Brief
Only the lines that hold "firstName" should be in the answer, each copied from the data below.

Records for this exercise
··········

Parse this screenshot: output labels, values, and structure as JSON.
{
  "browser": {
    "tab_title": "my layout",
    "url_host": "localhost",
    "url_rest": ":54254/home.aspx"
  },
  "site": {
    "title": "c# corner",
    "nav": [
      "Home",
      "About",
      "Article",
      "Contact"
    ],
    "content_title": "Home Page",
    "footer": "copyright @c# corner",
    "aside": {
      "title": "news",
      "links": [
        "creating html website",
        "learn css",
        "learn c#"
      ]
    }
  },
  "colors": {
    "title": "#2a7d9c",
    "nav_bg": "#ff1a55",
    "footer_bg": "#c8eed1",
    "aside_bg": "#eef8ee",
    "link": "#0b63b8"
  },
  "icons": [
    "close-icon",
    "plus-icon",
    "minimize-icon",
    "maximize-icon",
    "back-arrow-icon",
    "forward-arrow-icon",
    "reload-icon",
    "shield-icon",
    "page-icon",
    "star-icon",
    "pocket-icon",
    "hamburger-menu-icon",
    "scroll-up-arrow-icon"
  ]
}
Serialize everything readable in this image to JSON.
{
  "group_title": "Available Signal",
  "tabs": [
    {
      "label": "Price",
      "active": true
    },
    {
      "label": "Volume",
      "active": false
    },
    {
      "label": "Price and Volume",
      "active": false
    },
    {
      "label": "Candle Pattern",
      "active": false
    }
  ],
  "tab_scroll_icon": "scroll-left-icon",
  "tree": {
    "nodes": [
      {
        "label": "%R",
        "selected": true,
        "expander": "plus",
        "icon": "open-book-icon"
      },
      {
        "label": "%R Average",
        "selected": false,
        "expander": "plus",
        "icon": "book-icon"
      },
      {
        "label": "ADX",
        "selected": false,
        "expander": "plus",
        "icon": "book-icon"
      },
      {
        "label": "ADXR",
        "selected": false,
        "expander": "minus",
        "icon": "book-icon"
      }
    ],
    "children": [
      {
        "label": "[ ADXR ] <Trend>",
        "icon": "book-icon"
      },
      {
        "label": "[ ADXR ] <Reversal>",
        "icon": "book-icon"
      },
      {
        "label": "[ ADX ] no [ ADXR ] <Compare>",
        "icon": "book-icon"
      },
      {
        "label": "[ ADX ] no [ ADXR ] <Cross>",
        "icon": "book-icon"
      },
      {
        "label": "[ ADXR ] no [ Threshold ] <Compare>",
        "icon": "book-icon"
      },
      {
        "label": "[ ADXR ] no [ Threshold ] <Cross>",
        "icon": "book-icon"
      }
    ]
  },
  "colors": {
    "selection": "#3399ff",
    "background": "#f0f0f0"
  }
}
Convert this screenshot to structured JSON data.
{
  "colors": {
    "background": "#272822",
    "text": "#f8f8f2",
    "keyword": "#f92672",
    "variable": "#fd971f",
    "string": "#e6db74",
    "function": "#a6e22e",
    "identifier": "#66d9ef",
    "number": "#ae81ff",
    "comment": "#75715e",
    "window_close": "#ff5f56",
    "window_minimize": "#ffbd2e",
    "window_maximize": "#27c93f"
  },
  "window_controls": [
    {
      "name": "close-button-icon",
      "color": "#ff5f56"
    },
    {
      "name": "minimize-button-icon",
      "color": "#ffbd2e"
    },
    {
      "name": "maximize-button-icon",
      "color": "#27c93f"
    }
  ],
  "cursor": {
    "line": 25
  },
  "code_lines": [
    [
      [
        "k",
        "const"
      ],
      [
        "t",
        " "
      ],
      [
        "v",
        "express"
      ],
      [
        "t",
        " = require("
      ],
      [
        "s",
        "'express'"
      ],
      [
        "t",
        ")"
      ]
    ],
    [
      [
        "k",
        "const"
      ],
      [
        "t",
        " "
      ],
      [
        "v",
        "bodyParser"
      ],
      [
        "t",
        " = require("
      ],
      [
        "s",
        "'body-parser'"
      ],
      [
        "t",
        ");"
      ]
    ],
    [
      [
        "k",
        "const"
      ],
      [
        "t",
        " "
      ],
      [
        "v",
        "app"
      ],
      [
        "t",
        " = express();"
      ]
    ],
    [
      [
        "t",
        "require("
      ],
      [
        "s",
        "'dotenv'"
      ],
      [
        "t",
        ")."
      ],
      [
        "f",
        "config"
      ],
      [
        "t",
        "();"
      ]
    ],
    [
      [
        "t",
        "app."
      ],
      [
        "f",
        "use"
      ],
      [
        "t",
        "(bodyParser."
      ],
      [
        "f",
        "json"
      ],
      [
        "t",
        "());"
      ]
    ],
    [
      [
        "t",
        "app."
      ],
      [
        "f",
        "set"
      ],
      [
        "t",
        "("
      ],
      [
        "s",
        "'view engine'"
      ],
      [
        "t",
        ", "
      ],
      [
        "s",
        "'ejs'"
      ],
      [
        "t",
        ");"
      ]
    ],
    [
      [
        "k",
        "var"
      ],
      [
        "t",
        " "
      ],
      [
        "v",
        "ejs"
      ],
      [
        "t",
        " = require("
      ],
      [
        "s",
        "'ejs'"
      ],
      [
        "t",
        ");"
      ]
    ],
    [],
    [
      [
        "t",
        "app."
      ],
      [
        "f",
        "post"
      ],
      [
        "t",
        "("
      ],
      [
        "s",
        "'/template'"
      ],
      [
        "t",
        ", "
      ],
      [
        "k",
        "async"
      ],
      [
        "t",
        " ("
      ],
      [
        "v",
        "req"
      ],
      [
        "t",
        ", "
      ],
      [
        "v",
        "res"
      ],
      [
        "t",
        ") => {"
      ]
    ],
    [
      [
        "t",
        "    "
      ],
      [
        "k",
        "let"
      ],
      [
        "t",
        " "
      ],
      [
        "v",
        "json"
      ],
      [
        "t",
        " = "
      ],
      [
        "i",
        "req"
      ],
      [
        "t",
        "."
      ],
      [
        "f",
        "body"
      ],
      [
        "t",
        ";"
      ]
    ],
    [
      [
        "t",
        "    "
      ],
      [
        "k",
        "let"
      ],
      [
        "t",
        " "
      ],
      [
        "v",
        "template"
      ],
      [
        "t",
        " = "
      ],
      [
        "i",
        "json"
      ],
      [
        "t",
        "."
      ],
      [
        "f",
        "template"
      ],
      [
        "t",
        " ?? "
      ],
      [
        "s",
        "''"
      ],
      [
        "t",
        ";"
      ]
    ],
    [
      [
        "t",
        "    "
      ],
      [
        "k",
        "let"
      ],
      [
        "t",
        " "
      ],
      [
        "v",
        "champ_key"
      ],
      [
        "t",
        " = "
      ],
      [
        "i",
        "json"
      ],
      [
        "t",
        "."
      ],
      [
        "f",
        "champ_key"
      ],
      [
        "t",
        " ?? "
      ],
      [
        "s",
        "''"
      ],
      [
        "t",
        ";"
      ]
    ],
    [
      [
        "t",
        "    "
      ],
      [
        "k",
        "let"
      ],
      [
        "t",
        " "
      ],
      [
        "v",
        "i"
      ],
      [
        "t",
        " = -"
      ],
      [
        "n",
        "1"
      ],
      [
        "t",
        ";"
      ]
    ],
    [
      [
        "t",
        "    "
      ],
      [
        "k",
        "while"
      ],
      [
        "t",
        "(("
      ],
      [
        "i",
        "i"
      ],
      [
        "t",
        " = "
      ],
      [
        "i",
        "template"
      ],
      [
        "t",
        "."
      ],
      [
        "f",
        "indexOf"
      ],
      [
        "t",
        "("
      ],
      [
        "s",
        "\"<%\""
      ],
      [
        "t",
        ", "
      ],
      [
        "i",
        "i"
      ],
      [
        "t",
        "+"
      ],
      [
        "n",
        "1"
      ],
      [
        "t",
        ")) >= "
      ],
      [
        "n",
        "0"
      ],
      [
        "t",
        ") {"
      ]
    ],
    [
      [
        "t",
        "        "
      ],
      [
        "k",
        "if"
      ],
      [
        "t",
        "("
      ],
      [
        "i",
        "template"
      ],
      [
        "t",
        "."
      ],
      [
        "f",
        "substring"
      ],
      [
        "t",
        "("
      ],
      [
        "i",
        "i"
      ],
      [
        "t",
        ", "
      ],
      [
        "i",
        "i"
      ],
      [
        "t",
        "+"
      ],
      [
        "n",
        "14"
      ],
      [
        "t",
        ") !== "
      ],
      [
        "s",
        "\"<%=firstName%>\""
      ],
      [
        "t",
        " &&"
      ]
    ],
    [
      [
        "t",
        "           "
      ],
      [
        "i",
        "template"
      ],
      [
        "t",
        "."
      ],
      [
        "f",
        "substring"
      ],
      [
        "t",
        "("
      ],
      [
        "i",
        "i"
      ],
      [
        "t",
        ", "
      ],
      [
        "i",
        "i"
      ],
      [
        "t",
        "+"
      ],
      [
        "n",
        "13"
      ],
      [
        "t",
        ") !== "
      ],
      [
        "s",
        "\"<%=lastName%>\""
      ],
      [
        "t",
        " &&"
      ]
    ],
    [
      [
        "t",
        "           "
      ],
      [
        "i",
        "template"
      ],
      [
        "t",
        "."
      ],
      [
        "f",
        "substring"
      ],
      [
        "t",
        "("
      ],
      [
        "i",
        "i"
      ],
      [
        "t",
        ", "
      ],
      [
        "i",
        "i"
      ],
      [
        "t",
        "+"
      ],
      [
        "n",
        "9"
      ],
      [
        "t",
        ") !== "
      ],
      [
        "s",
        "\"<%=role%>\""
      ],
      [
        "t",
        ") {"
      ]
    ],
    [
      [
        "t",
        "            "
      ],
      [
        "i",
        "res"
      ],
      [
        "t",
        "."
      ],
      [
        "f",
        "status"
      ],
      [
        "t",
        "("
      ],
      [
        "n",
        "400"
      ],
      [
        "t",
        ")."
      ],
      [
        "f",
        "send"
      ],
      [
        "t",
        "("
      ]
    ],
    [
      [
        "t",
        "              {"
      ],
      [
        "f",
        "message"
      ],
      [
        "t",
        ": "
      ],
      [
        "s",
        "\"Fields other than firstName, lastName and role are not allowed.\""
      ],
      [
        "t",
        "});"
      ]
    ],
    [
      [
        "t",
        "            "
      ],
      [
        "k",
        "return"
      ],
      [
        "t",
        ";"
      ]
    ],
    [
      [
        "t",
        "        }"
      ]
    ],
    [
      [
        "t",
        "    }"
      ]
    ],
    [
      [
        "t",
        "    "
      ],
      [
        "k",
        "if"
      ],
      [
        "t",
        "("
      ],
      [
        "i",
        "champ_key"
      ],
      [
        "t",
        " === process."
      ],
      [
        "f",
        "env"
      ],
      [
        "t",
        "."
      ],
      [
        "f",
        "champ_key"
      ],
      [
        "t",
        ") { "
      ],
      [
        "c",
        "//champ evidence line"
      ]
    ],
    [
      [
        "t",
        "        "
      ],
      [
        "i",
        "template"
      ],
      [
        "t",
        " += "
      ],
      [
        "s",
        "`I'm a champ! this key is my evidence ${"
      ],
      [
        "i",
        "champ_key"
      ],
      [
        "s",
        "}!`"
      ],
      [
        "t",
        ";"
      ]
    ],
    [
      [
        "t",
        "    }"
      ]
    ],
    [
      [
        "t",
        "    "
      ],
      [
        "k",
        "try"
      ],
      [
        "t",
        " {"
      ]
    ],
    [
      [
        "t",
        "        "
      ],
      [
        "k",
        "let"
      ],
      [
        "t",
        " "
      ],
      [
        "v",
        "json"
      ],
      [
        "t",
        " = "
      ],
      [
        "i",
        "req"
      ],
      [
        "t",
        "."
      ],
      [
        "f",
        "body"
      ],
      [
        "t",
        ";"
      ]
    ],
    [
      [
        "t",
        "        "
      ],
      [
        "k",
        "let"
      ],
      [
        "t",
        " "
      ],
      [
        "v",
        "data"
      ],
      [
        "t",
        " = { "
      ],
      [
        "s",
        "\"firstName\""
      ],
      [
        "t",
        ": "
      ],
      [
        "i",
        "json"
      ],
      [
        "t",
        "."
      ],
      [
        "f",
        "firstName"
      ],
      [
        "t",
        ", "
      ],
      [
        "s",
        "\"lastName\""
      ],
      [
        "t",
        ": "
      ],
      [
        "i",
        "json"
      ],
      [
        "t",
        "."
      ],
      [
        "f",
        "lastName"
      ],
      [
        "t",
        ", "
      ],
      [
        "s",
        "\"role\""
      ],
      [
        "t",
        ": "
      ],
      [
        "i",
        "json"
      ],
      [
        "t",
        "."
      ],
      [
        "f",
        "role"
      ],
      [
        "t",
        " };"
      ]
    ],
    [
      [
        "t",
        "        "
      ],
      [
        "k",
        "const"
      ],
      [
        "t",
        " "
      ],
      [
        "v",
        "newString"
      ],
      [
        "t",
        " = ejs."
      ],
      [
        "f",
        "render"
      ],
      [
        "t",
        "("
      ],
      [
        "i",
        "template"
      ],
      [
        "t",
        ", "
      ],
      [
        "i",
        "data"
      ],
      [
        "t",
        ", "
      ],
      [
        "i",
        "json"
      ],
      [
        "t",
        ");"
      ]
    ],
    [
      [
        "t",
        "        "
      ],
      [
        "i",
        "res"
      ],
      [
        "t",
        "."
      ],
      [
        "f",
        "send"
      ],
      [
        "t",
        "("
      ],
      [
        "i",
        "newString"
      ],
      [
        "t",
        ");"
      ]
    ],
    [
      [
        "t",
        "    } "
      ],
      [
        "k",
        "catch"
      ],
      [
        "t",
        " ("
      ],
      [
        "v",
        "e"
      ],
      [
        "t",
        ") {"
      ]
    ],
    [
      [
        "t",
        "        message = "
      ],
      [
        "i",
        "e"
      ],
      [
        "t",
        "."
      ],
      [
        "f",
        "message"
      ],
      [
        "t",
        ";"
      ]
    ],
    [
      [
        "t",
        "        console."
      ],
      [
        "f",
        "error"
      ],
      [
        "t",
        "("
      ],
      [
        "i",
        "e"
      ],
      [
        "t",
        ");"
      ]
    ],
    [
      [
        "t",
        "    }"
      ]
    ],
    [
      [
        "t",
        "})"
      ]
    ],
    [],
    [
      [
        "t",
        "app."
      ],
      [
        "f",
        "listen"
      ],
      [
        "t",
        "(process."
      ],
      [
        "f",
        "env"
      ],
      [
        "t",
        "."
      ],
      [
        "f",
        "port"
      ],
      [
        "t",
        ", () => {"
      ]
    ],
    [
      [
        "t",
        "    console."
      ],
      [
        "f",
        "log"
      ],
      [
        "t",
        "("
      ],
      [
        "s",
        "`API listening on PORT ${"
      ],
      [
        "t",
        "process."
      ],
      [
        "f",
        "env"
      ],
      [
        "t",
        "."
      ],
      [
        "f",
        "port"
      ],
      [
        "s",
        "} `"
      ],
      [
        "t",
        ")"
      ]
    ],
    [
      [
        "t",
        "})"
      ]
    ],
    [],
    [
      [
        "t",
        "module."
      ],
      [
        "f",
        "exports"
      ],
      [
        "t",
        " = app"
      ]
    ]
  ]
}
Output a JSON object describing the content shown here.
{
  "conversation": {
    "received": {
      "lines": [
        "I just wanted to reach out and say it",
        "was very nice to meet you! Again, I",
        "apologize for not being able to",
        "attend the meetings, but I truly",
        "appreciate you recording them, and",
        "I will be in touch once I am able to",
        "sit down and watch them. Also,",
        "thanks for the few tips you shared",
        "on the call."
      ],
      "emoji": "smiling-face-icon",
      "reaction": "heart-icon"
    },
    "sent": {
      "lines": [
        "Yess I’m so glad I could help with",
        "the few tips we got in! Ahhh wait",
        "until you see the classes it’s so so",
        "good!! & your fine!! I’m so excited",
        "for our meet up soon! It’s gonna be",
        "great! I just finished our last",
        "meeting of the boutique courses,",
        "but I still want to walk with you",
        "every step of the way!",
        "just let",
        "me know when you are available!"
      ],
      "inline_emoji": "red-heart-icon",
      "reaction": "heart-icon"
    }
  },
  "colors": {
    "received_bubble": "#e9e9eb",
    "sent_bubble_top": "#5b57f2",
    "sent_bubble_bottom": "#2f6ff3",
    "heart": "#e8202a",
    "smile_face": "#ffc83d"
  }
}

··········

Response to this exercise
        "\"<%=firstName%>\""
        "\"Fields other than firstName, lastName and role are not allowed.\""
        "\"firstName\""
        "firstName"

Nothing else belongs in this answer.